He urged a broad perspective on IVC filters, commenting: “It’s much more of a global thing than just retrieval. It’s about: which patients should get a filter? How should we monitor those patients? How do we improve retrieval rates so that we’re not talking about using lasers and [other techniques so] that the number of complex retrievals we’re doing goes down? Ultimately, I think patients are better served that way.”
To TCTMD, Kuo said that once the decision has been made to remove an IVC filter, several factors should be weighed when considering the need for laser assistance. These include “device type, device complications, vessel condition, length of dwell time, and prelaser force-gauge reading to assess amount of scar tissue (and whether laser is even needed),” he noted, adding that what’s most crucial are the “operator’s experience and comfort level with advanced retrieval techniques.”
He described a former patient who had undergone laser-assisted filter removal at another center: “The case was complicated by the filter embolizing from the IVC into the heart, and that patient was emergently airlifted to Stanford Hospital for further care. Fortunately, we were able to remove that filter percutaneously and avoid the need for open CT surgery. My point is that laser availability does not ensure success, and lack of appropriate expertise/training may lead to potentially fatal complications.”
Prospective study of laser-assisted retrieval continues at Stanford, Kuo said. “We aim to continue gathering data for further validation in even larger cohorts. We also need to study how the nuances of this technique apply specifically to each of the many filter types encountered and to a growing variety of complex cases and scenarios referred to us.”
Kuo WT, Doshi AA, Ponting JM, et al. Laser‐assisted removal of embedded vena cava filters: a first‐in‐human escalation trial in 500 patients refractory to high‐force retrieval. J Am Heart Assoc. 2020;Epub ahead of print.
- Kuo reports no relevant conflicts of interest.

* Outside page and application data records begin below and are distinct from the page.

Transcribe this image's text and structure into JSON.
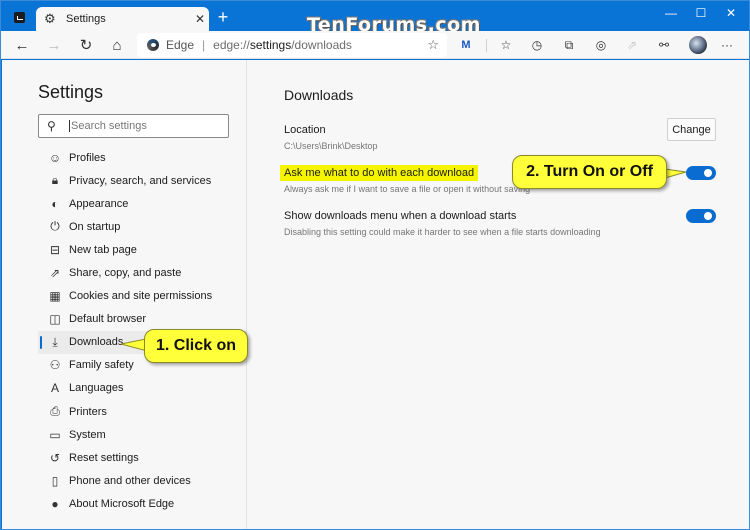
{
  "browser": {
    "tab": {
      "title": "Settings",
      "icon": "gear-icon"
    },
    "watermark": "TenForums.com",
    "window_controls": {
      "minimize": "—",
      "maximize": "☐",
      "close": "✕"
    },
    "address": {
      "site_label": "Edge",
      "separator": "|",
      "url_prefix": "edge://",
      "url_bold": "settings",
      "url_suffix": "/downloads"
    },
    "toolbar_icons": [
      "favorites-add-icon",
      "malwarebytes-icon",
      "favorites-icon",
      "history-icon",
      "collections-icon",
      "web-capture-icon",
      "share-icon",
      "extensions-icon",
      "profile-avatar",
      "more-icon"
    ]
  },
  "sidebar": {
    "title": "Settings",
    "search_placeholder": "Search settings",
    "items": [
      {
        "label": "Profiles",
        "icon": "profile-icon"
      },
      {
        "label": "Privacy, search, and services",
        "icon": "lock-icon"
      },
      {
        "label": "Appearance",
        "icon": "palette-icon"
      },
      {
        "label": "On startup",
        "icon": "power-icon"
      },
      {
        "label": "New tab page",
        "icon": "new-tab-icon"
      },
      {
        "label": "Share, copy, and paste",
        "icon": "share-icon"
      },
      {
        "label": "Cookies and site permissions",
        "icon": "cookies-icon"
      },
      {
        "label": "Default browser",
        "icon": "default-browser-icon"
      },
      {
        "label": "Downloads",
        "icon": "download-icon",
        "selected": true
      },
      {
        "label": "Family safety",
        "icon": "family-icon"
      },
      {
        "label": "Languages",
        "icon": "languages-icon"
      },
      {
        "label": "Printers",
        "icon": "printer-icon"
      },
      {
        "label": "System",
        "icon": "laptop-icon"
      },
      {
        "label": "Reset settings",
        "icon": "reset-icon"
      },
      {
        "label": "Phone and other devices",
        "icon": "phone-icon"
      },
      {
        "label": "About Microsoft Edge",
        "icon": "edge-logo-icon"
      }
    ]
  },
  "main": {
    "title": "Downloads",
    "location": {
      "label": "Location",
      "path": "C:\\Users\\Brink\\Desktop",
      "button": "Change"
    },
    "ask": {
      "label": "Ask me what to do with each download",
      "description": "Always ask me if I want to save a file or open it without saving",
      "enabled": true
    },
    "show_menu": {
      "label": "Show downloads menu when a download starts",
      "description": "Disabling this setting could make it harder to see when a file starts downloading",
      "enabled": true
    }
  },
  "callouts": {
    "step1": "1. Click on",
    "step2": "2. Turn On or Off"
  },
  "colors": {
    "accent": "#0a6cd0",
    "titlebar": "#0a74d6",
    "highlight": "#f5f500",
    "callout": "#ffff3a"
  }
}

- Desai reports being a consultant and on the speaker’s bureau for Cook Medical, Boston Scientific, Philips/Spectranetics, W.L. Gore, Becton Dickinson/Bard, and Walk Vascular.